The “will you be my Valentine” anxiety didn’t present itself until high school. You see, for grades K-8 I attended one of those typical California crunchy-granola private schools where a bunch of liberal parents sent their kids for “an excellent, well-rounded education” which is just code for “I’m afraid that if Leon goes to the local public school he’ll get the shit kicked out him.” At Branley, my grade school, they ran the place like a small dictatorial country, and issued edicts such as all lunches must be packed in recyclable earth-friendly bags, and you must bring Valentine cards for everyone in class. Yes, even for Leon, who smells like pee and talks to himself at lunch. While I disagree with Dictatorships in the larger political sense, it definitely avoided a lot of hurt feelings in the pre-pubescent set. But it did not prepare me for the cruel, cold world of high school. Ah, high school. Where hormones are raging and it seems that every other person in the school is getting some except for you.

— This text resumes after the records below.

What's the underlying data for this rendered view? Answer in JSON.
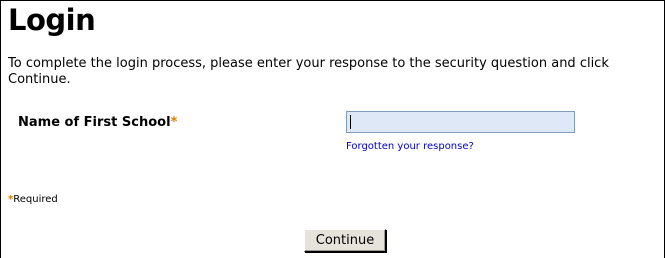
{
  "page": {
    "title": "Login",
    "instructions": "To complete the login process, please enter your response to the security question and click Continue."
  },
  "form": {
    "security_question_label": "Name of First School",
    "required_marker": "*",
    "answer_value": "",
    "forgot_link": "Forgotten your response?",
    "required_note_marker": "*",
    "required_note": "Required",
    "continue_label": "Continue"
  },
  "colors": {
    "required_star": "#e07b00",
    "link": "#0000cc",
    "input_background": "#dfe8f6"
  }
}
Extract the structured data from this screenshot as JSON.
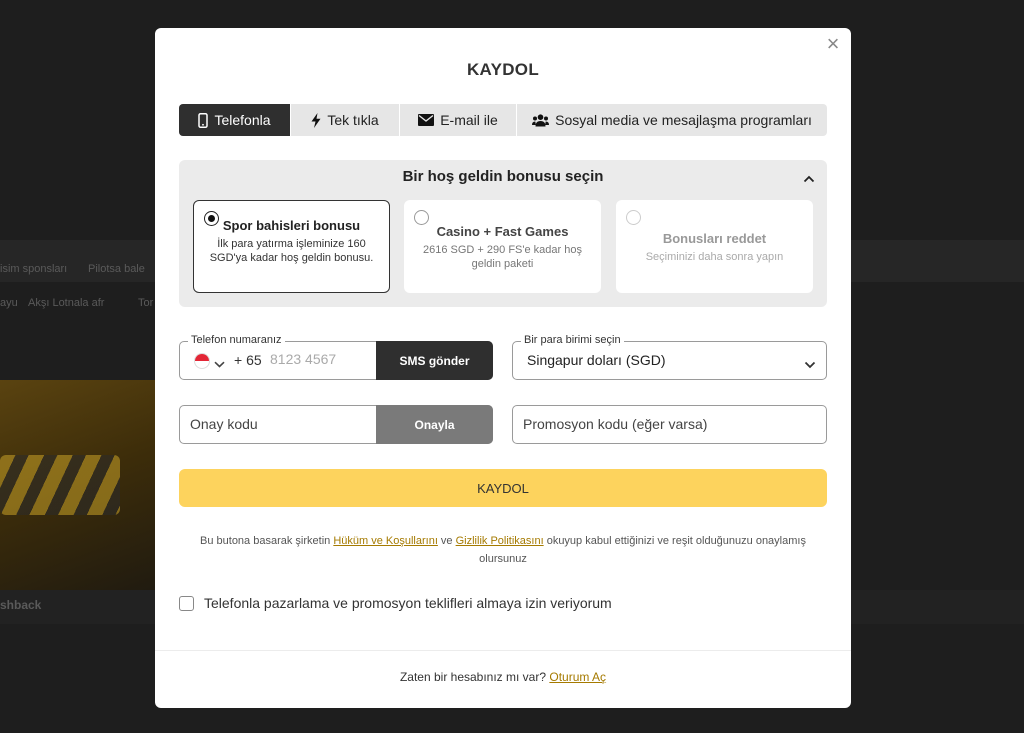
{
  "background": {
    "links": [
      "isim sponsları",
      "Pilotsa bale"
    ],
    "links2": [
      "ayu",
      "Akşı Lotnala afr",
      "Tor"
    ],
    "caption": "shback"
  },
  "modal": {
    "title": "KAYDOL",
    "close_label": "×"
  },
  "tabs": [
    {
      "label": "Telefonla",
      "icon": "phone-icon",
      "active": true
    },
    {
      "label": "Tek tıkla",
      "icon": "bolt-icon",
      "active": false
    },
    {
      "label": "E-mail ile",
      "icon": "envelope-icon",
      "active": false
    },
    {
      "label": "Sosyal media ve mesajlaşma programları",
      "icon": "users-icon",
      "active": false
    }
  ],
  "bonus": {
    "title": "Bir hoş geldin bonusu seçin",
    "options": [
      {
        "title": "Spor bahisleri bonusu",
        "desc": "İlk para yatırma işleminize 160 SGD'ya kadar hoş geldin bonusu.",
        "selected": true
      },
      {
        "title": "Casino + Fast Games",
        "desc": "2616 SGD + 290 FS'e kadar hoş geldin paketi",
        "selected": false
      },
      {
        "title": "Bonusları reddet",
        "desc": "Seçiminizi daha sonra yapın",
        "selected": false
      }
    ]
  },
  "phone": {
    "legend": "Telefon numaranız",
    "country_code": "+ 65",
    "placeholder": "8123 4567",
    "sms_button": "SMS gönder"
  },
  "currency": {
    "legend": "Bir para birimi seçin",
    "value": "Singapur doları (SGD)"
  },
  "confirm": {
    "placeholder": "Onay kodu",
    "button": "Onayla"
  },
  "promo": {
    "placeholder": "Promosyon kodu (eğer varsa)"
  },
  "submit_label": "KAYDOL",
  "terms": {
    "before": "Bu butona basarak şirketin ",
    "link1": "Hüküm ve Koşullarını",
    "middle": " ve ",
    "link2": "Gizlilik Politikasını",
    "after": " okuyup kabul ettiğinizi ve reşit olduğunuzu onaylamış olursunuz"
  },
  "marketing_consent": {
    "label": "Telefonla pazarlama ve promosyon teklifleri almaya izin veriyorum",
    "checked": false
  },
  "login": {
    "text": "Zaten bir hesabınız mı var? ",
    "link": "Oturum Aç"
  },
  "colors": {
    "accent_yellow": "#fdd35d",
    "link_gold": "#a57a00",
    "dark": "#2f2f2f"
  }
}
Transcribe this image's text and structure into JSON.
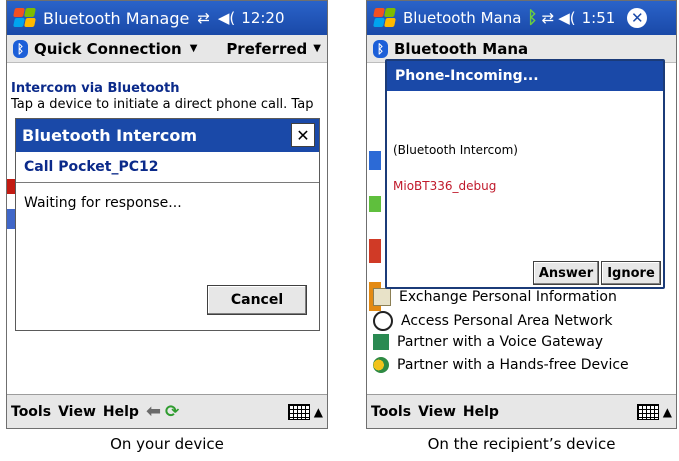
{
  "left_device": {
    "title": "Bluetooth Manage",
    "time": "12:20",
    "menu": {
      "left": "Quick Connection",
      "right": "Preferred"
    },
    "header": "Intercom via Bluetooth",
    "description": "Tap a device to initiate a direct phone call. Tap",
    "dialog": {
      "title": "Bluetooth Intercom",
      "subtitle": "Call Pocket_PC12",
      "message": "Waiting for response...",
      "cancel_label": "Cancel"
    },
    "bottom_menu": [
      "Tools",
      "View",
      "Help"
    ],
    "caption": "On your device"
  },
  "right_device": {
    "title": "Bluetooth Mana",
    "time": "1:51",
    "under_text": "Bluetooth Mana",
    "popup": {
      "title": "Phone-Incoming...",
      "caller": "(Bluetooth Intercom)",
      "device": "MioBT336_debug",
      "answer_label": "Answer",
      "ignore_label": "Ignore"
    },
    "list_items": [
      {
        "label": "Exchange Personal Information",
        "icon": "exchange-icon"
      },
      {
        "label": "Access Personal Area Network",
        "icon": "network-icon"
      },
      {
        "label": "Partner with a Voice Gateway",
        "icon": "gateway-icon"
      },
      {
        "label": "Partner with a Hands-free Device",
        "icon": "handsfree-icon"
      }
    ],
    "bottom_menu": [
      "Tools",
      "View",
      "Help"
    ],
    "caption": "On the recipient’s device"
  },
  "colors": {
    "title_blue": "#1a49a8",
    "header_text": "#0b2a8a",
    "device_red": "#c0192b"
  }
}
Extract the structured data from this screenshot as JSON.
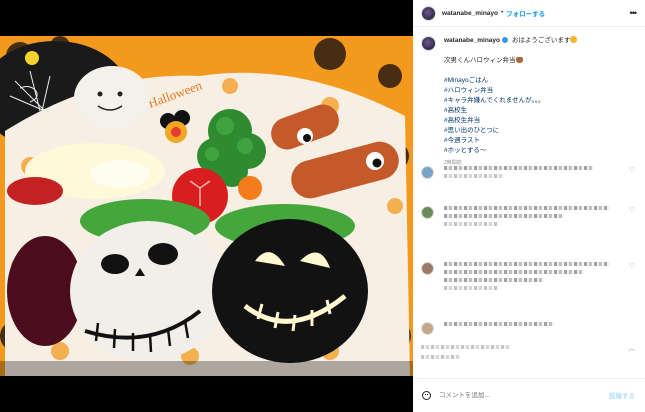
{
  "header": {
    "username": "watanabe_minayo",
    "separator": "•",
    "follow_label": "フォローする",
    "more_label": "•••"
  },
  "caption": {
    "username": "watanabe_minayo",
    "greeting": "おはようございます",
    "line1": "次男くんハロウィン弁当",
    "hashtags": [
      "#Minayoごはん",
      "#ハロウィン弁当",
      "#キャラ弁嫌んでくれませんが。。。",
      "#高校生",
      "#高校生弁当",
      "#思い出のひとつに",
      "#今週ラスト",
      "#ホッとする〜"
    ],
    "timestamp": "2時間前"
  },
  "composer": {
    "placeholder": "コメントを追加...",
    "post_label": "投稿する"
  },
  "photo": {
    "subject": "halloween-bento",
    "wrap_text": "Halloween"
  },
  "colors": {
    "accent": "#0095f6",
    "hashtag": "#00376b",
    "orange": "#f39a1e",
    "rice_ball_dark": "#111111"
  }
}
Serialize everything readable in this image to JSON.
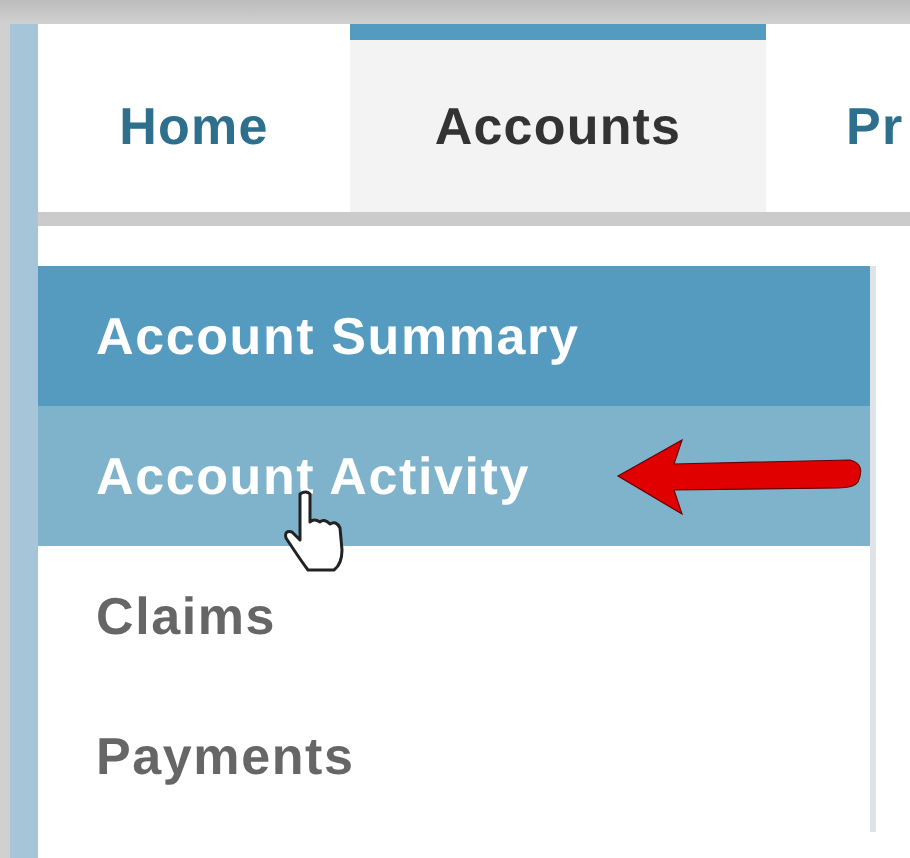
{
  "tabs": [
    {
      "label": "Home",
      "selected": false
    },
    {
      "label": "Accounts",
      "selected": true
    },
    {
      "label": "Pr",
      "selected": false
    }
  ],
  "menu": {
    "items": [
      {
        "label": "Account Summary",
        "selected": true,
        "hovered": false
      },
      {
        "label": "Account Activity",
        "selected": false,
        "hovered": true
      },
      {
        "label": "Claims",
        "selected": false,
        "hovered": false
      },
      {
        "label": "Payments",
        "selected": false,
        "hovered": false
      }
    ]
  }
}
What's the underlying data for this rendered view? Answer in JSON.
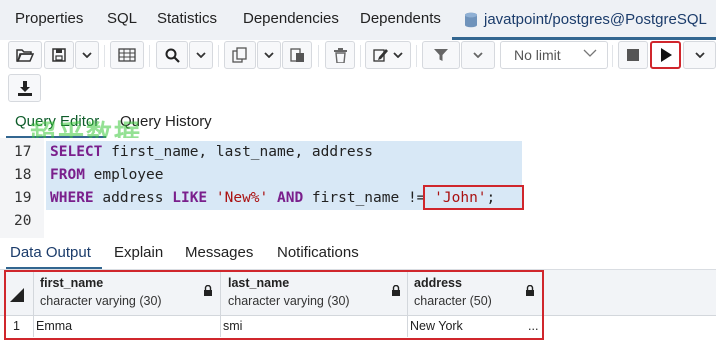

Every year on Valentine’s Day at my high school, the student council ran some stupid fundraiser where you could anonymously send a rose to the object of your love (or rather, lust. We’re talking teenagers here). I dreamed for days of being one of those chosen girls who received a long-stemmed red rose in the middle of Algebra. This rose delivery would then lead to hours of telephone conversations that night while my friends and I discussed at length which of the pimply, scrawny, overly-sexed guys at our school might possibly be my secret admirer. Alas, my Valentine fantasies never came true. I sat in Algebra, balancing equations, while my classmates received roses from admirers and squealed with delight. And, true to form, I spent romantic Valentine evenings with my thrice-divorced Mother, my cat, and my V-Day present to myself, a new hand-blown glass bong.

They say that hindsight is 20-20, and I can honestly tell you that I now understand why none of the boys bought me a rose. Hey, I’ve seen pictures of myself. I had a uni-brow, an asymmetrical haircut, and clothes that were a men’s size extra large. Truthfully, I’m not even sure the boys in my school knew I was a girl. Thankfully, in the years since high school I have learned about waxing, gotten a better hairstylist, and purchased some clothes that are cut for women. I’ve also bagged myself a rather adorable dude who loves me and wanted to marry me despite having seen my yearbook photos. So I’m happy I’ve reached the stage in my life where Valentine’s Day is no longer a guaranteed trip down depression lane. I’m content with a nice glass of wine, a quiet dinner at home, and no anxiety. Of course, I’m definitely expecting some long-stemmed red roses from the Hubby next year. Algebra class delivery optional.